In the woods, I saw one robin searching the leaf litter for insects. Red squirrels were everywhere, and this one came right up to me when I pulled out my bag of sunflower seeds. He grabbed a seed, then retreated to a safe distance to eat it.
I found a single Song Sparrow singing in the field of cattails at the back of the trail, some Canada Geese in the ponds, and a few more Red-winged Blackbirds, but other than that no new migrants had arrived. I did, however, see my first bees of the year, a single fuzzy bumble bee in the meadow and several honey bees gleaning nutrients from a large wet spot in the middle of the trail in the woods. Since the day was so warm I thought I might see my first butterfly, but that pleasure will have to wait.
On Sunday Deb and I spent the morning exploring Mud Lake. As soon as we got out of the car a male cardinal landed in the trees across the street and sat there in the sunlight for about five minutes. I grabbed my camera and started taking pictures; then, to my dismay, my camera battery died. I was pleased to have gotten this one photo:

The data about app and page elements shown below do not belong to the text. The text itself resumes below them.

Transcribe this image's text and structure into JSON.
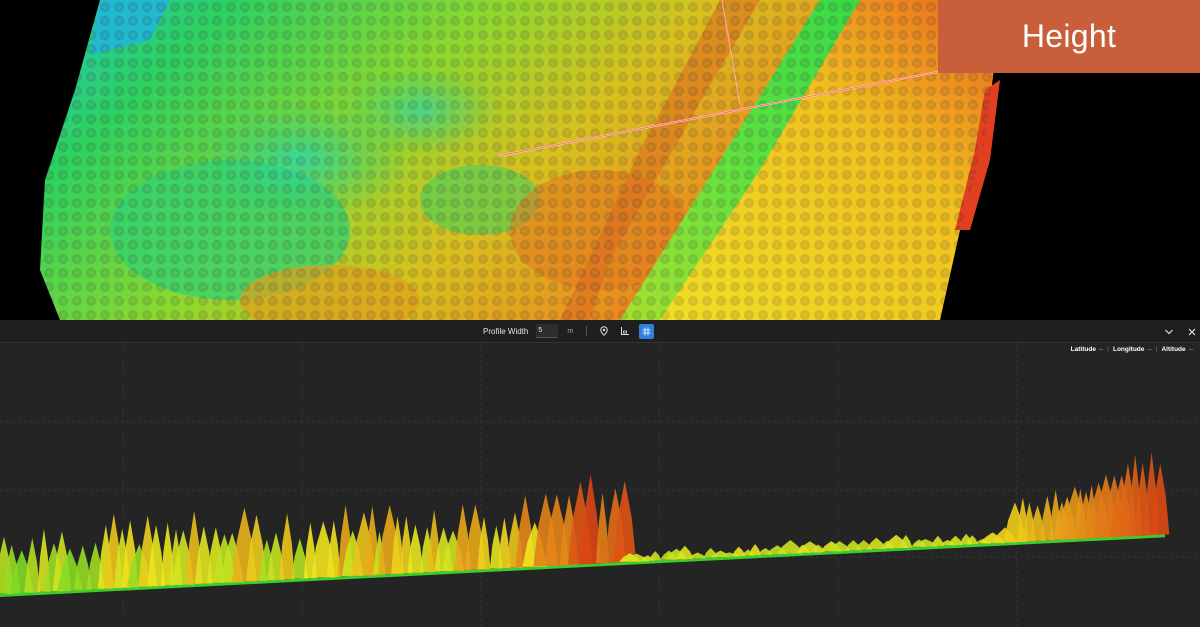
{
  "overlay": {
    "label": "Height",
    "color": "#c95f3a"
  },
  "profile_toolbar": {
    "profile_width_label": "Profile Width",
    "profile_width_value": "5",
    "profile_width_unit": "m",
    "icons": [
      "location-pin-icon",
      "measure-icon",
      "grid-icon",
      "chevron-down-icon",
      "close-icon"
    ]
  },
  "coordinates": {
    "latitude_label": "Latitude",
    "latitude_value": "--",
    "longitude_label": "Longitude",
    "longitude_value": "--",
    "altitude_label": "Altitude",
    "altitude_value": "--"
  },
  "colors": {
    "panel_bg": "#242424",
    "active_blue": "#2f7fe0",
    "low": "#3cd23c",
    "mid": "#f0e020",
    "high": "#e03a1a",
    "water": "#22c8a8"
  }
}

We started our walk in the woods where we found an accipiter sitting in a tree above the lake with his back to us. We only saw one chipmunk during our walk, and no rabbits or porcupines or deer. However, both the Brown Creepers and Dark-eyed Juncos were singing, which, together with the singing cardinals, goldfinches, chickadees and Red-winged Blackbirds, made for a pleasant auditory background for our walk.
The lake was still frozen, but about five or six pairs of Canada Geese had already staked out their territory and were walking about on the ice, honking constantly. I was hoping to see a Wood Duck along the small sections of open water along the south-facing shores but had no luck. We found more bird life in the open scrubby area at the south part of the conservation area, where we came across several robins and Red-winged Blackbirds and heard a couple of Song Sparrows singing. Then Deb made an incredible discovery in the swamp between the scrubby area and the eastern edge of the conservation area: an adult Black-crowned Night-heron! Normally they don’t start appearing in Ottawa until the second half of April or beginning of May, so this individual was early. Still, it was a great sight for our winter-weary eyes and a hint of the season to come. I managed to take two pictures with the dying batteries in my camera.

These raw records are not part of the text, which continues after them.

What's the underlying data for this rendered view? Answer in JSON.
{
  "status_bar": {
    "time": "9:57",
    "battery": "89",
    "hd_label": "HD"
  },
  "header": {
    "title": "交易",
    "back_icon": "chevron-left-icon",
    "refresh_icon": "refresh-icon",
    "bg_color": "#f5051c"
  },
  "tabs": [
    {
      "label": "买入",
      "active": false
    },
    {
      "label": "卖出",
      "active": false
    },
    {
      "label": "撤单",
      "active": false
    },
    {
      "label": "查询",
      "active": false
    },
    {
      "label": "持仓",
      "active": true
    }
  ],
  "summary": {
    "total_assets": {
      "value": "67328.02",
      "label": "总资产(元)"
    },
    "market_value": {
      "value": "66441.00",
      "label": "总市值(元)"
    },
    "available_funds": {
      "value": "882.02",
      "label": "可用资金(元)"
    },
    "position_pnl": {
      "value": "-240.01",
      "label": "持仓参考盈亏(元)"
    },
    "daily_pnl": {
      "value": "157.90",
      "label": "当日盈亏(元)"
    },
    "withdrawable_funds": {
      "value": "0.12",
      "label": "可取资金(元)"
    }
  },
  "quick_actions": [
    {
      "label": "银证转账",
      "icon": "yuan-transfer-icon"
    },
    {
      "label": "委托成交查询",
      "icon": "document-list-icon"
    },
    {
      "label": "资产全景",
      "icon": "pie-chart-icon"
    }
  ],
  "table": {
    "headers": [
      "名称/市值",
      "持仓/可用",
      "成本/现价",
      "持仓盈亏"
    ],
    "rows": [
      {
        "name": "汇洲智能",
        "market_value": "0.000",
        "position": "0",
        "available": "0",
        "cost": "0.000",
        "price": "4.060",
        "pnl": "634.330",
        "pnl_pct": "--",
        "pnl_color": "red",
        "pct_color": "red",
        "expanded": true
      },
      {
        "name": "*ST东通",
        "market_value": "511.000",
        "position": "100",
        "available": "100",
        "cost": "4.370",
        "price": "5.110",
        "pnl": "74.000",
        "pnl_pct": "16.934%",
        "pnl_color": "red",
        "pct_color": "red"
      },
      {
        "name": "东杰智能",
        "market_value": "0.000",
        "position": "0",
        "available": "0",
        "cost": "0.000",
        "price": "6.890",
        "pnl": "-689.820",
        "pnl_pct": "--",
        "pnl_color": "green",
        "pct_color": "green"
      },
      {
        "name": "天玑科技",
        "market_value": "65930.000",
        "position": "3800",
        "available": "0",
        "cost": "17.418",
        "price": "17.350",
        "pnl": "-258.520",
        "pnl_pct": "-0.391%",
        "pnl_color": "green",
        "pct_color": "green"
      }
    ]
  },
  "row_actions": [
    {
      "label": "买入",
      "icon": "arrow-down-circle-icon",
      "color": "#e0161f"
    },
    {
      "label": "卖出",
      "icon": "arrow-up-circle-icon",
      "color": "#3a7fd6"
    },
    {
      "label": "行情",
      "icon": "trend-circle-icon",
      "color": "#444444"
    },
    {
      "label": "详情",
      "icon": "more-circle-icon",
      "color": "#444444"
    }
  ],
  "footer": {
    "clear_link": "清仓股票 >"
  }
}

A little further along, we realized we could hear the high-pitched calls of a flock of Bohemian Waxwings. When we looked up, there they were, about 20 of them sitting in the tree tops! They soon departed for a bush full of buckthorn berries, and although we scanned the flock for Cedar Waxwings, we were unable to come up with any. Nothing topped the waxwings or the night-heron during the remainder of our walk; there were hardly any waterfowl on the river, and the few birds on the Ridge all appeared to be chickadees and Red-winged Blackbirds.

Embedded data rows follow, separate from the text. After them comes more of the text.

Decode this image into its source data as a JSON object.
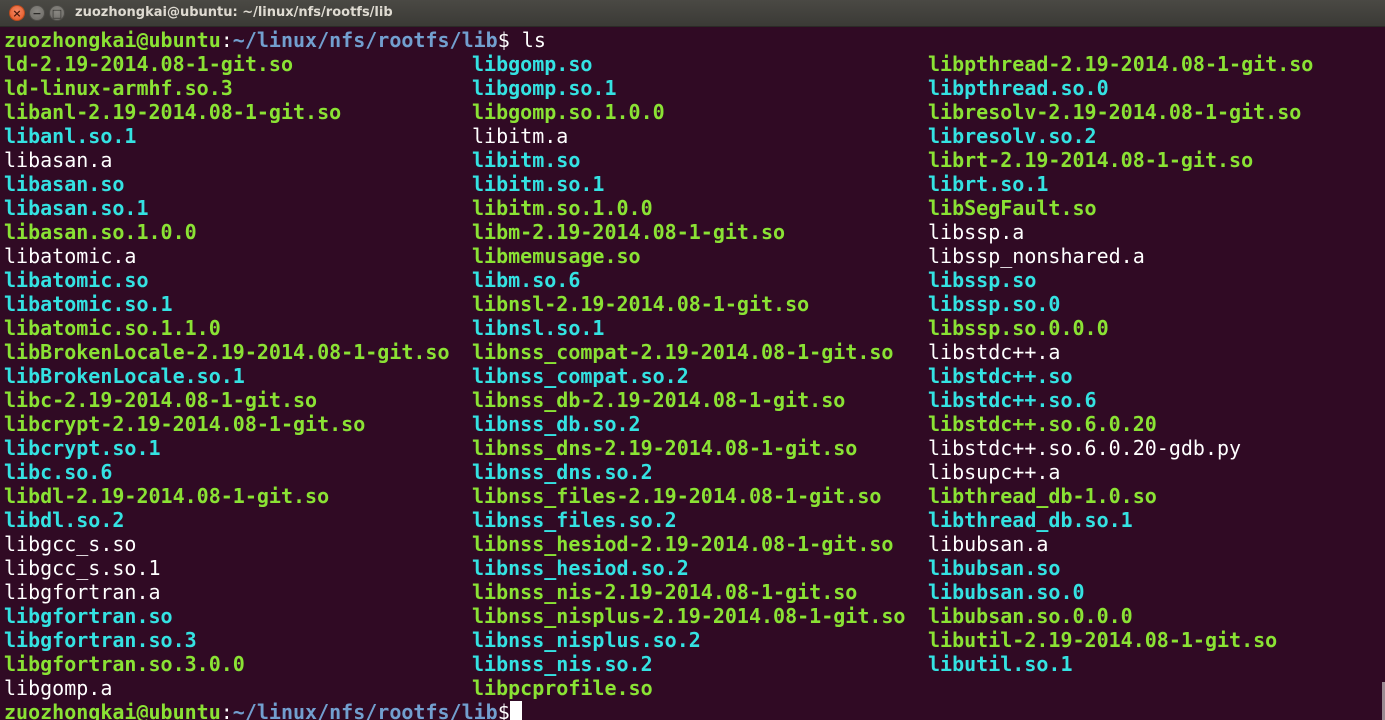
{
  "window": {
    "title": "zuozhongkai@ubuntu: ~/linux/nfs/rootfs/lib",
    "close_glyph": "×",
    "minimize_glyph": "−",
    "maximize_glyph": "□"
  },
  "prompt": {
    "user_host": "zuozhongkai@ubuntu",
    "separator": ":",
    "path": "~/linux/nfs/rootfs/lib",
    "dollar": "$",
    "command": " ls"
  },
  "colors": {
    "background": "#300a24",
    "executable": "#8ae234",
    "symlink": "#34e2e2",
    "regular": "#ffffff",
    "path": "#729fcf"
  },
  "listing": {
    "columns": [
      [
        {
          "name": "ld-2.19-2014.08-1-git.so",
          "type": "exe"
        },
        {
          "name": "ld-linux-armhf.so.3",
          "type": "exe"
        },
        {
          "name": "libanl-2.19-2014.08-1-git.so",
          "type": "exe"
        },
        {
          "name": "libanl.so.1",
          "type": "link"
        },
        {
          "name": "libasan.a",
          "type": "reg"
        },
        {
          "name": "libasan.so",
          "type": "link"
        },
        {
          "name": "libasan.so.1",
          "type": "link"
        },
        {
          "name": "libasan.so.1.0.0",
          "type": "exe"
        },
        {
          "name": "libatomic.a",
          "type": "reg"
        },
        {
          "name": "libatomic.so",
          "type": "link"
        },
        {
          "name": "libatomic.so.1",
          "type": "link"
        },
        {
          "name": "libatomic.so.1.1.0",
          "type": "exe"
        },
        {
          "name": "libBrokenLocale-2.19-2014.08-1-git.so",
          "type": "exe"
        },
        {
          "name": "libBrokenLocale.so.1",
          "type": "link"
        },
        {
          "name": "libc-2.19-2014.08-1-git.so",
          "type": "exe"
        },
        {
          "name": "libcrypt-2.19-2014.08-1-git.so",
          "type": "exe"
        },
        {
          "name": "libcrypt.so.1",
          "type": "link"
        },
        {
          "name": "libc.so.6",
          "type": "link"
        },
        {
          "name": "libdl-2.19-2014.08-1-git.so",
          "type": "exe"
        },
        {
          "name": "libdl.so.2",
          "type": "link"
        },
        {
          "name": "libgcc_s.so",
          "type": "reg"
        },
        {
          "name": "libgcc_s.so.1",
          "type": "reg"
        },
        {
          "name": "libgfortran.a",
          "type": "reg"
        },
        {
          "name": "libgfortran.so",
          "type": "link"
        },
        {
          "name": "libgfortran.so.3",
          "type": "link"
        },
        {
          "name": "libgfortran.so.3.0.0",
          "type": "exe"
        },
        {
          "name": "libgomp.a",
          "type": "reg"
        }
      ],
      [
        {
          "name": "libgomp.so",
          "type": "link"
        },
        {
          "name": "libgomp.so.1",
          "type": "link"
        },
        {
          "name": "libgomp.so.1.0.0",
          "type": "exe"
        },
        {
          "name": "libitm.a",
          "type": "reg"
        },
        {
          "name": "libitm.so",
          "type": "link"
        },
        {
          "name": "libitm.so.1",
          "type": "link"
        },
        {
          "name": "libitm.so.1.0.0",
          "type": "exe"
        },
        {
          "name": "libm-2.19-2014.08-1-git.so",
          "type": "exe"
        },
        {
          "name": "libmemusage.so",
          "type": "exe"
        },
        {
          "name": "libm.so.6",
          "type": "link"
        },
        {
          "name": "libnsl-2.19-2014.08-1-git.so",
          "type": "exe"
        },
        {
          "name": "libnsl.so.1",
          "type": "link"
        },
        {
          "name": "libnss_compat-2.19-2014.08-1-git.so",
          "type": "exe"
        },
        {
          "name": "libnss_compat.so.2",
          "type": "link"
        },
        {
          "name": "libnss_db-2.19-2014.08-1-git.so",
          "type": "exe"
        },
        {
          "name": "libnss_db.so.2",
          "type": "link"
        },
        {
          "name": "libnss_dns-2.19-2014.08-1-git.so",
          "type": "exe"
        },
        {
          "name": "libnss_dns.so.2",
          "type": "link"
        },
        {
          "name": "libnss_files-2.19-2014.08-1-git.so",
          "type": "exe"
        },
        {
          "name": "libnss_files.so.2",
          "type": "link"
        },
        {
          "name": "libnss_hesiod-2.19-2014.08-1-git.so",
          "type": "exe"
        },
        {
          "name": "libnss_hesiod.so.2",
          "type": "link"
        },
        {
          "name": "libnss_nis-2.19-2014.08-1-git.so",
          "type": "exe"
        },
        {
          "name": "libnss_nisplus-2.19-2014.08-1-git.so",
          "type": "exe"
        },
        {
          "name": "libnss_nisplus.so.2",
          "type": "link"
        },
        {
          "name": "libnss_nis.so.2",
          "type": "link"
        },
        {
          "name": "libpcprofile.so",
          "type": "exe"
        }
      ],
      [
        {
          "name": "libpthread-2.19-2014.08-1-git.so",
          "type": "exe"
        },
        {
          "name": "libpthread.so.0",
          "type": "link"
        },
        {
          "name": "libresolv-2.19-2014.08-1-git.so",
          "type": "exe"
        },
        {
          "name": "libresolv.so.2",
          "type": "link"
        },
        {
          "name": "librt-2.19-2014.08-1-git.so",
          "type": "exe"
        },
        {
          "name": "librt.so.1",
          "type": "link"
        },
        {
          "name": "libSegFault.so",
          "type": "exe"
        },
        {
          "name": "libssp.a",
          "type": "reg"
        },
        {
          "name": "libssp_nonshared.a",
          "type": "reg"
        },
        {
          "name": "libssp.so",
          "type": "link"
        },
        {
          "name": "libssp.so.0",
          "type": "link"
        },
        {
          "name": "libssp.so.0.0.0",
          "type": "exe"
        },
        {
          "name": "libstdc++.a",
          "type": "reg"
        },
        {
          "name": "libstdc++.so",
          "type": "link"
        },
        {
          "name": "libstdc++.so.6",
          "type": "link"
        },
        {
          "name": "libstdc++.so.6.0.20",
          "type": "exe"
        },
        {
          "name": "libstdc++.so.6.0.20-gdb.py",
          "type": "reg"
        },
        {
          "name": "libsupc++.a",
          "type": "reg"
        },
        {
          "name": "libthread_db-1.0.so",
          "type": "exe"
        },
        {
          "name": "libthread_db.so.1",
          "type": "link"
        },
        {
          "name": "libubsan.a",
          "type": "reg"
        },
        {
          "name": "libubsan.so",
          "type": "link"
        },
        {
          "name": "libubsan.so.0",
          "type": "link"
        },
        {
          "name": "libubsan.so.0.0.0",
          "type": "exe"
        },
        {
          "name": "libutil-2.19-2014.08-1-git.so",
          "type": "exe"
        },
        {
          "name": "libutil.so.1",
          "type": "link"
        }
      ]
    ]
  }
}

Deb and I went our separate ways after that, and as I had some time before I needed to be home I decided to stop by Sarsaparilla Trail. I was surprised to find no robins or Red-winged Blackbirds here yet, although I did hear a couple of juncos in the woods. The pond was a different story, as the water was almost completely open and there were ducks swimming about! The male Hooded Mergansers with their bright white “hoods” caught my attention immediately, and when I scanned the pond I came up with two Common Mergansers and half a dozen Ring-necked Ducks (another year bird) as well! It was fantastic to see all these diving ducks as the waterfowl migration hasn’t really hit Ottawa yet. It also amazed me to see all the open water here and at Jack Pine Trail when both Mud Lake and the large quarry pond were still completely frozen. Hopefully the mild temperatures predicted for the rest of the week will cause the remaining snow and the ice to melt, and usher in a new wave of migrants!